As Grand Forks teacher contract talks continue to heat up, one member of the School Board negotiating team has been watching from the sidelines.

Eric Lunn, a negotiation team member, attended only "one or two" of the meetings that began in May, he said. Conflicts stemming from his new role this year as president of Altru Health System have prevented consistent attendance, and he warned board members beforehand this would likely occur, he said.

Teacher contract negotiation sessions have grown occasionally contentious this year. The Grand Forks Education Association and the School Board negotiation team will meet July 22 to discuss whether to pursue state intervention to help finalize the 2015-16 teachers contract.

Tom Young, chief negotiator for teachers, said GFEA was well aware of Lunn's potential absence, which has little effect on the outcome. Each side reaches a conclusion that doesn't rely on votes, he said.

For more coverage on teacher contract negotiations, click here.

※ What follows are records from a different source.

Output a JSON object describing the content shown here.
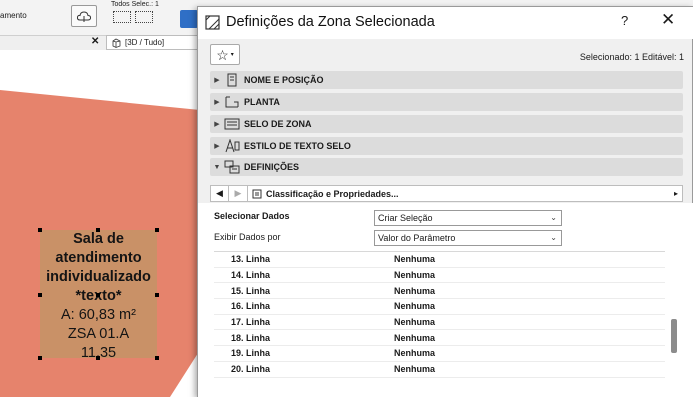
{
  "background_app": {
    "tool_label": "amento",
    "selection_label": "Todos Selec.: 1",
    "view_tab": "[3D / Tudo]",
    "zone_stamp": {
      "bold_lines": [
        "Sala de",
        "atendimento",
        "individualizado",
        "*texto*"
      ],
      "area": "A: 60,83 m²",
      "code": "ZSA 01.A",
      "height": "11,35"
    }
  },
  "dialog": {
    "title": "Definições da Zona Selecionada",
    "help": "?",
    "close": "✕",
    "selected_info": "Selecionado: 1 Editável: 1",
    "sections": [
      {
        "label": "NOME E POSIÇÃO",
        "icon": "name-position-icon",
        "expanded": false
      },
      {
        "label": "PLANTA",
        "icon": "floor-plan-icon",
        "expanded": false
      },
      {
        "label": "SELO DE ZONA",
        "icon": "zone-stamp-icon",
        "expanded": false
      },
      {
        "label": "ESTILO DE TEXTO SELO",
        "icon": "text-style-icon",
        "expanded": false
      },
      {
        "label": "DEFINIÇÕES",
        "icon": "settings-icon",
        "expanded": true
      }
    ],
    "category_nav": "Classificação e Propriedades...",
    "select_data_label": "Selecionar Dados",
    "select_data_value": "Criar Seleção",
    "display_by_label": "Exibir Dados por",
    "display_by_value": "Valor do Parâmetro",
    "rows": [
      {
        "name": "13. Linha",
        "value": "Nenhuma"
      },
      {
        "name": "14. Linha",
        "value": "Nenhuma"
      },
      {
        "name": "15. Linha",
        "value": "Nenhuma"
      },
      {
        "name": "16. Linha",
        "value": "Nenhuma"
      },
      {
        "name": "17. Linha",
        "value": "Nenhuma"
      },
      {
        "name": "18. Linha",
        "value": "Nenhuma"
      },
      {
        "name": "19. Linha",
        "value": "Nenhuma"
      },
      {
        "name": "20. Linha",
        "value": "Nenhuma"
      }
    ]
  }
}
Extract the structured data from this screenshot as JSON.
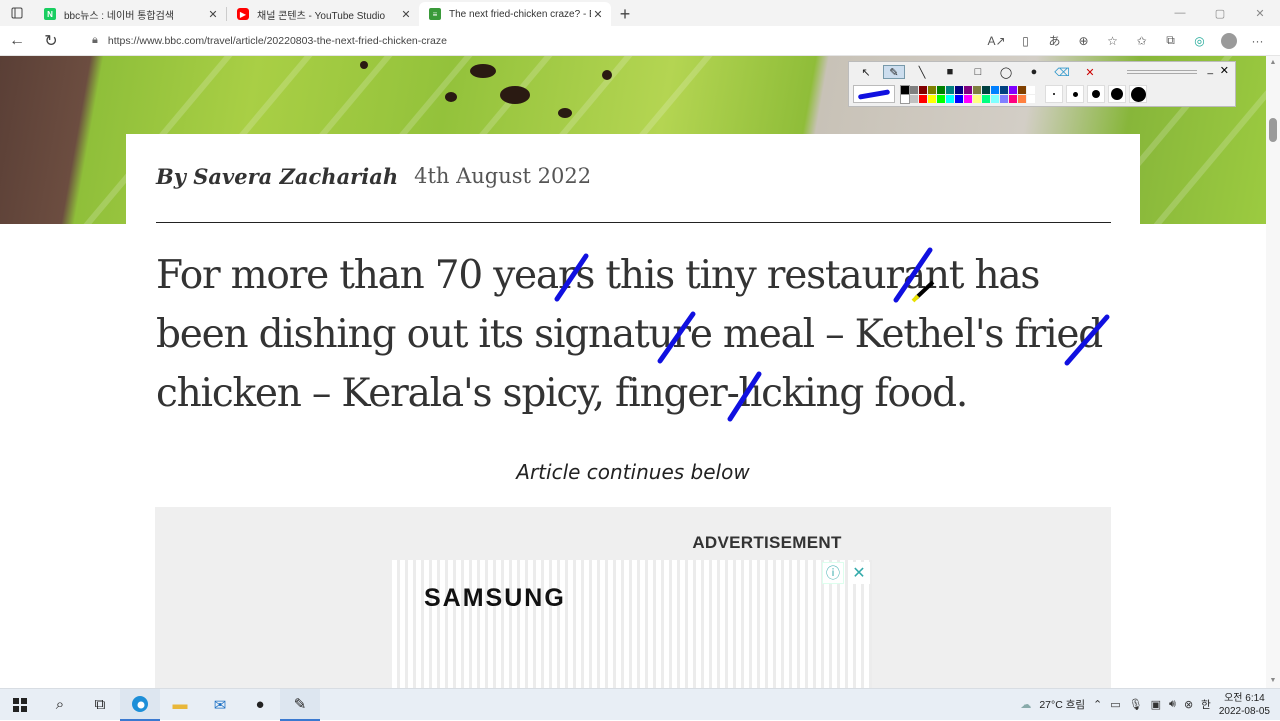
{
  "tabs": [
    {
      "title": "bbc뉴스 : 네이버 통합검색",
      "favicon_letter": "N",
      "favicon_color": "#19ce60",
      "active": false
    },
    {
      "title": "채널 콘텐츠 - YouTube Studio",
      "favicon_letter": "▶",
      "favicon_color": "#ff0000",
      "active": false
    },
    {
      "title": "The next fried-chicken craze? - B",
      "favicon_letter": "≡",
      "favicon_color": "#3a9a3a",
      "active": true
    }
  ],
  "new_tab_label": "+",
  "window_controls": [
    "—",
    "▢",
    "✕"
  ],
  "address": {
    "url": "https://www.bbc.com/travel/article/20220803-the-next-fried-chicken-craze"
  },
  "toolbar_icons": [
    "read-aloud-icon",
    "immersive-reader-icon",
    "translate-icon",
    "zoom-icon",
    "favorite-add-icon",
    "favorites-icon",
    "collections-icon",
    "extension-icon",
    "profile-icon",
    "more-icon"
  ],
  "article": {
    "author": "By Savera Zachariah",
    "date": "4th August 2022",
    "lede": "For more than 70 years this tiny restaurant has been dishing out its signature meal – Kethel's fried chicken – Kerala's spicy, finger-licking food.",
    "continues": "Article continues below",
    "ad_label": "ADVERTISEMENT",
    "ad_brand": "SAMSUNG"
  },
  "pen_palette": [
    "#000000",
    "#808080",
    "#800000",
    "#808000",
    "#008000",
    "#008080",
    "#000080",
    "#800080",
    "#808040",
    "#004040",
    "#0080ff",
    "#004080",
    "#8000ff",
    "#804000",
    "#ffffff",
    "#ffffff",
    "#c0c0c0",
    "#ff0000",
    "#ffff00",
    "#00ff00",
    "#00ffff",
    "#0000ff",
    "#ff00ff",
    "#ffff80",
    "#00ff80",
    "#80ffff",
    "#8080ff",
    "#ff0080",
    "#ff8040",
    "#ffffff"
  ],
  "taskbar": {
    "weather": "27°C  흐림",
    "ime": "한",
    "time": "오전 6:14",
    "date": "2022-08-05"
  },
  "colors": {
    "annotation": "#1010e0",
    "accent": "#3a79d0"
  }
}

After he missed three or four meetings, Lunn decided it wasn't fair to the negotiation process or the teachers to jump back in once or twice, he said.

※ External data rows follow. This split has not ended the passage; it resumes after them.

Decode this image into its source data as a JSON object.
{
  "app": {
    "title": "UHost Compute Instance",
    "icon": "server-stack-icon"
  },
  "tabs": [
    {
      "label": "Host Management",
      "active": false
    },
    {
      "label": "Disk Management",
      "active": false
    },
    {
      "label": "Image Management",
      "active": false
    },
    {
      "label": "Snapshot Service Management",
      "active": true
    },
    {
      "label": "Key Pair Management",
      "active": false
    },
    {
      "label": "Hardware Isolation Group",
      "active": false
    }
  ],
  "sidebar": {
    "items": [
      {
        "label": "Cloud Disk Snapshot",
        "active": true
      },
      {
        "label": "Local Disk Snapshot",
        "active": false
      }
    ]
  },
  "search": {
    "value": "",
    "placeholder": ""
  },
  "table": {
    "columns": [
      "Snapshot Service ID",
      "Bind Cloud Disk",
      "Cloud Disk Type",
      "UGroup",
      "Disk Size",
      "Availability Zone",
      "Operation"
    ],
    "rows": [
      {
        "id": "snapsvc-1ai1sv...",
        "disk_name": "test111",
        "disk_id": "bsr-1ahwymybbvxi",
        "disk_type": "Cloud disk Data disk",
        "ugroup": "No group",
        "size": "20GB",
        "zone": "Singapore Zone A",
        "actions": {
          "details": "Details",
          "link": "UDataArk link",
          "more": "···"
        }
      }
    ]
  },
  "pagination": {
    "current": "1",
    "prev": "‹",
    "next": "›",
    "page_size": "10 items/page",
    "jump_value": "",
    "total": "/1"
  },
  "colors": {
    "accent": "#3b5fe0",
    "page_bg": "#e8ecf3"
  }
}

"In these negotiation sessions, you develop a camaraderie with both sides," he said. "I just thought it was really unfair to interject every once in awhile."

No violation

North Dakota law allows school boards to decide whether to declare a vacancy if a member doesn't fulfill his or her duties for 60 consecutive days.

A committee member who doesn't attend meetings is not in violation of any statute, said Annette Bendish, legal counsel for the North Dakota School Board Association.

Lunn has been a negotiation team member since 2001, making this year's negotiation round his seventh, he said. In the past, the team consisted of three School Board members, but the last two negotiation rounds had four members, he said.

School board committees are not required to have a specific number of members by state law.

The Grand Forks negotiating team decided this year to continue meetings as long as there were at least three members present, Lunn said.

He's still informed of what happens at meetings, he said. Negotiation team members often discuss contract issues with the full board after regular meetings.

"I've been able to provide lots of input through my school board duties," he said. "If anybody questions my willingness to serve, all they have to do is look at my attendance at (school board and other related) meetings."

Superintendent Larry Nybladh could not be reached for comment.

Jennifer Johnson

Jennifer Johnson is the K-12 education reporter for The Grand Forks Herald.  Contact her if you have any story ideas or tips and visit